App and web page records
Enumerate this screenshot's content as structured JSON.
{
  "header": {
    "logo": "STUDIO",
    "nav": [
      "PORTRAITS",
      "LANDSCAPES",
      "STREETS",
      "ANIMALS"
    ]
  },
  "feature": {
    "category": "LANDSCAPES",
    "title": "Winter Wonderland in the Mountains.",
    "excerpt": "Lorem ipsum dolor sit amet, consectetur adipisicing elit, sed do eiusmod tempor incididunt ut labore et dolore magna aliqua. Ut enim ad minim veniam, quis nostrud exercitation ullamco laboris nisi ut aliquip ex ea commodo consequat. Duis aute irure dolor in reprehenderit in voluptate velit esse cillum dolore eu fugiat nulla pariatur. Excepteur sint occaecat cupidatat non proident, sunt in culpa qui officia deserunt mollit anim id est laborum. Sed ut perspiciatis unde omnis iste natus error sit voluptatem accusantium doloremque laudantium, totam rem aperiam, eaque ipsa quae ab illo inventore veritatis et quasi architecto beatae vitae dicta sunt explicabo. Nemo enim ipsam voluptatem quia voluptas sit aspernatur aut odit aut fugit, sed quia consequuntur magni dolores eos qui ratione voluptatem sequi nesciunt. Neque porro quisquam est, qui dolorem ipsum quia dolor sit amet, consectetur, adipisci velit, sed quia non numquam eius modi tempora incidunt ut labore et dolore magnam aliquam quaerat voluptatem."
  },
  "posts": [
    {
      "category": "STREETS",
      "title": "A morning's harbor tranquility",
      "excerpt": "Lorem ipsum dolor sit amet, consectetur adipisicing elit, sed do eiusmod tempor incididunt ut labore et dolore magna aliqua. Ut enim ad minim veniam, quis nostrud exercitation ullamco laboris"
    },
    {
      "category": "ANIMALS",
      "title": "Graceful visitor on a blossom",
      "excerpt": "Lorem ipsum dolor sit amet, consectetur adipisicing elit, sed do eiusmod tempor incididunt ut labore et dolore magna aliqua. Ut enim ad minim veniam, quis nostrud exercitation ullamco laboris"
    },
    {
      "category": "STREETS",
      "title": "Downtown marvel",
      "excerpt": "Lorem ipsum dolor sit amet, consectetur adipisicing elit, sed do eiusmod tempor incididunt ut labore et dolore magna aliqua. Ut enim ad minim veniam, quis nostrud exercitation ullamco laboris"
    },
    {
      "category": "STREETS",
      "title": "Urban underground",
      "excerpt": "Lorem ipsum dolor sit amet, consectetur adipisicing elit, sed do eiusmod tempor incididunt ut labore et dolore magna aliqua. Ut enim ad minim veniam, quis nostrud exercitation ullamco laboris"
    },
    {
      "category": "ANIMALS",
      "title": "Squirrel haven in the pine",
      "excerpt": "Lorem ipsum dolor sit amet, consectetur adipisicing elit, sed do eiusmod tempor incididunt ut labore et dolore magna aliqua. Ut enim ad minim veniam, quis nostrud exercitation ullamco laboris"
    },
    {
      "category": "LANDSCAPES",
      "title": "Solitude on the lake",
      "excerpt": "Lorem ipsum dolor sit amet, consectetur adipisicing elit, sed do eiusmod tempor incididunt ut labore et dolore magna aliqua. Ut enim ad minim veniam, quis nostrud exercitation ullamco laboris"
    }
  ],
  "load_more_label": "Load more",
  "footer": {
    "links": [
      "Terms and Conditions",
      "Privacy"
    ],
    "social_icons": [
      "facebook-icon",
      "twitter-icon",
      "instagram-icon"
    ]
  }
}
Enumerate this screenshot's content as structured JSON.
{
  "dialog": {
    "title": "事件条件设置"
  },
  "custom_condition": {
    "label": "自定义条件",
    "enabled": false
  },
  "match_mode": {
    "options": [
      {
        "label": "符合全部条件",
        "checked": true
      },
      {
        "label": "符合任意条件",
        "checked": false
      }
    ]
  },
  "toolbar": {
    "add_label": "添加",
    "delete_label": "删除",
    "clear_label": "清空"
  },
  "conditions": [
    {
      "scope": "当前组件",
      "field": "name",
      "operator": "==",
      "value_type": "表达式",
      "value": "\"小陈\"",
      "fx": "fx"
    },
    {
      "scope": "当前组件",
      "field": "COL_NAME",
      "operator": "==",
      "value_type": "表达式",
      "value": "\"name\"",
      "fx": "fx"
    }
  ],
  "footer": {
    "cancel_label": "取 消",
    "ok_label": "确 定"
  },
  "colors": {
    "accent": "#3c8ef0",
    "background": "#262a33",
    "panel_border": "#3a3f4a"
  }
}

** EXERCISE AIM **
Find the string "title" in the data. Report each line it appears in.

** RESULT **
    "title": "Winter Wonderland in the Mountains.",
      "title": "A morning's harbor tranquility",
      "title": "Graceful visitor on a blossom",
      "title": "Downtown marvel",
      "title": "Urban underground",
      "title": "Squirrel haven in the pine",
      "title": "Solitude on the lake",
    "title": "事件条件设置"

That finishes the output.